By David J. Barboza
How much of what land uses should go where? How should we get around town? What should we do to preserve and benefit from our history? These are some of the key questions that the community of Southeast Los Angeles is grappling with as it prepares a new Community Plan, a draft of which was just released. According to the Plan’s website, the Draft Plan will “shape the future of your community for the next 20 years, guiding future growth, protecting neighborhood character, creating new economic opportunity, and enhancing the quality of life for all who live, work visit and invest in this area.”

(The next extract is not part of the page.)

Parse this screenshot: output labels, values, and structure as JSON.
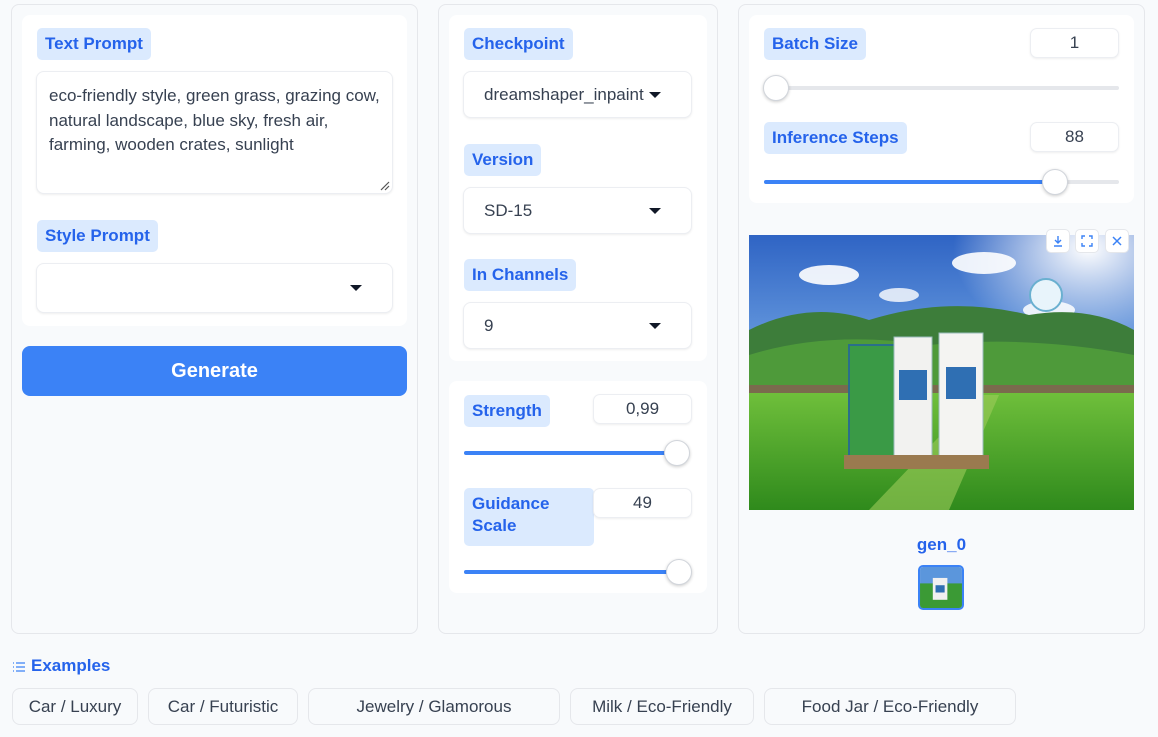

SurveyLA has been a key source of information for the Draft Plan. SurveyLA’s field work in Southeast LA was scheduled early enough so that it would be ready in time to inform the Draft Plan. We released our Southeast LA findings in March 2012 and the Draft Plan was released in December 2012.
SurveyLA’s impact on the Draft Plan can be seen in two key areas: the “Community Background” section (beginning on page 2-1) and the “Historic Resources” section (beginning on page 3-44). The Community Background section gives a narrative historical overview of the area that bears a strong resemblance to the narrative in SurveyLA’s Southeast LA Historic Resources Survey Report. Both documents discuss the importance of streetcars and Downtown Los Angeles in the area’s early development, the rise of the African American community in the early 20th century (in part due to restrictive racial covenants that barred them from other neighborhoods), the consolidation of the former City of Watts into Los Angeles and the economic decline of Central Avenue after World War II. The Plan also discusses the history of Native Americans (Tongva) in the area prior to Spanish colonization, the Mexican Period and the transition to U.S. rule. Additionally, the Plan takes up the economic and land use impacts of the loss of industrial jobs and how relatively recent waves of immigration from Mexico and Central America have created a Latino majority in the area.
In the Draft Plan’s Historic Resources section, SurveyLA’s impact is even more clearly felt. The Draft Plan starts by making a case for historic preservation, noting that it ensures “continuity of neighborhood identity and pride within the community” and that “communities throughout the nation have used preservation as a successful tool to promote revitalization and economic development.” As for SurveyLA itself, it “has identified many potential resources including individual properties, non-parcel resources and planning districts.” In particular, the plan notes two areas that are “under active consideration” to become Historic Preservation Overlay Zones (HPOZs, City-created historic districts). Unlike South Los Angeles, just to the west, Southeast Los Angeles currently has no HPOZs.
The Draft Plan doesn’t stop with a hat tip to SurveyLA, it also includes several goals and policies to advance respectful treatment of historic resources. These include:
- Protecting existing landmarks from demolition or substantial alteration
- Identifying and officially designating new landmarks and historic districts
- Promoting historic preservation incentive programs
- New zoning for areas that don’t quite make the cut as historic districts but still have features worth preserving
- Ensuring that new construction is aesthetically compatible with historic buildings
- Programs to increase awareness of historic resources
The Southeast LA Draft Community Plan is part of an ongoing process that the public is encouraged to participate in. Future steps include presenting a Draft Environmental Impact Report, holding an open house and public hearing, and presenting the results to the City Planning Commission and City Council for approval. Other neighborhoods in Los Angeles are benefiting from SurveyLA’s work as they update their community plans. To find out more, visit the Department of City Planning’s website and click on “New Community Plans.”
Did we miss anything when we surveyed Southeast LA? Do you have a tip on a historic place in another LA neighborhood? If so, please let us know!